Prompt:
Please repeat the records word for word and skip the pictures.

Material for this exercise START

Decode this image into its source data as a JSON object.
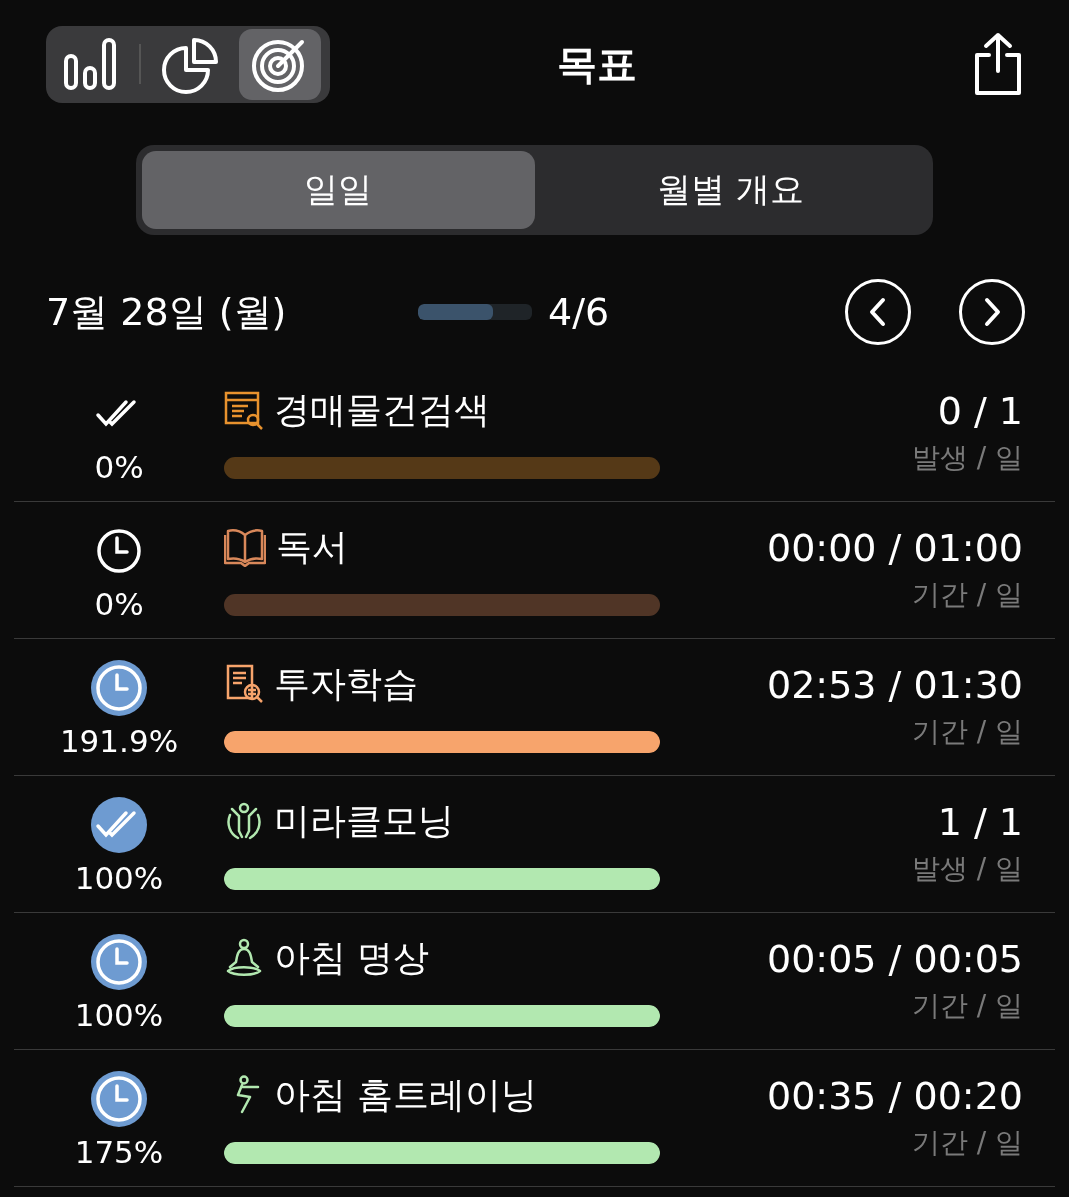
{
  "header": {
    "views": [
      {
        "selected": false
      },
      {
        "selected": false
      },
      {
        "selected": true
      }
    ],
    "title": "목표"
  },
  "tabs": [
    {
      "label": "일일",
      "selected": true
    },
    {
      "label": "월별 개요",
      "selected": false
    }
  ],
  "day": {
    "date": "7월 28일 (월)",
    "level": 0.66,
    "count": "4/6"
  },
  "goals": [
    {
      "kind": "check",
      "done": false,
      "percent": "0%",
      "title": "경매물건검색",
      "color": "#e8922e",
      "level": 0,
      "value": "0 / 1",
      "unit": "발생 / 일"
    },
    {
      "kind": "timer",
      "done": false,
      "percent": "0%",
      "title": "독서",
      "color": "#d9885a",
      "level": 0,
      "value": "00:00 / 01:00",
      "unit": "기간 / 일"
    },
    {
      "kind": "timer",
      "done": true,
      "percent": "191.9%",
      "title": "투자학습",
      "color": "#f7a46c",
      "level": 1,
      "value": "02:53 / 01:30",
      "unit": "기간 / 일"
    },
    {
      "kind": "check",
      "done": true,
      "percent": "100%",
      "title": "미라클모닝",
      "color": "#b2e8b0",
      "level": 1,
      "value": "1 / 1",
      "unit": "발생 / 일"
    },
    {
      "kind": "timer",
      "done": true,
      "percent": "100%",
      "title": "아침 명상",
      "color": "#b2e8b0",
      "level": 1,
      "value": "00:05 / 00:05",
      "unit": "기간 / 일"
    },
    {
      "kind": "timer",
      "done": true,
      "percent": "175%",
      "title": "아침 홈트레이닝",
      "color": "#b2e8b0",
      "level": 1,
      "value": "00:35 / 00:20",
      "unit": "기간 / 일"
    }
  ]
}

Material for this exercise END

Reply:
Decode this image into its source data as a JSON object.
{
  "header": {
    "views": [
      {
        "selected": false
      },
      {
        "selected": false
      },
      {
        "selected": true
      }
    ],
    "title": "목표"
  },
  "tabs": [
    {
      "label": "일일",
      "selected": true
    },
    {
      "label": "월별 개요",
      "selected": false
    }
  ],
  "day": {
    "date": "7월 28일 (월)",
    "level": 0.66,
    "count": "4/6"
  },
  "goals": [
    {
      "kind": "check",
      "done": false,
      "percent": "0%",
      "title": "경매물건검색",
      "color": "#e8922e",
      "level": 0,
      "value": "0 / 1",
      "unit": "발생 / 일"
    },
    {
      "kind": "timer",
      "done": false,
      "percent": "0%",
      "title": "독서",
      "color": "#d9885a",
      "level": 0,
      "value": "00:00 / 01:00",
      "unit": "기간 / 일"
    },
    {
      "kind": "timer",
      "done": true,
      "percent": "191.9%",
      "title": "투자학습",
      "color": "#f7a46c",
      "level": 1,
      "value": "02:53 / 01:30",
      "unit": "기간 / 일"
    },
    {
      "kind": "check",
      "done": true,
      "percent": "100%",
      "title": "미라클모닝",
      "color": "#b2e8b0",
      "level": 1,
      "value": "1 / 1",
      "unit": "발생 / 일"
    },
    {
      "kind": "timer",
      "done": true,
      "percent": "100%",
      "title": "아침 명상",
      "color": "#b2e8b0",
      "level": 1,
      "value": "00:05 / 00:05",
      "unit": "기간 / 일"
    },
    {
      "kind": "timer",
      "done": true,
      "percent": "175%",
      "title": "아침 홈트레이닝",
      "color": "#b2e8b0",
      "level": 1,
      "value": "00:35 / 00:20",
      "unit": "기간 / 일"
    }
  ]
}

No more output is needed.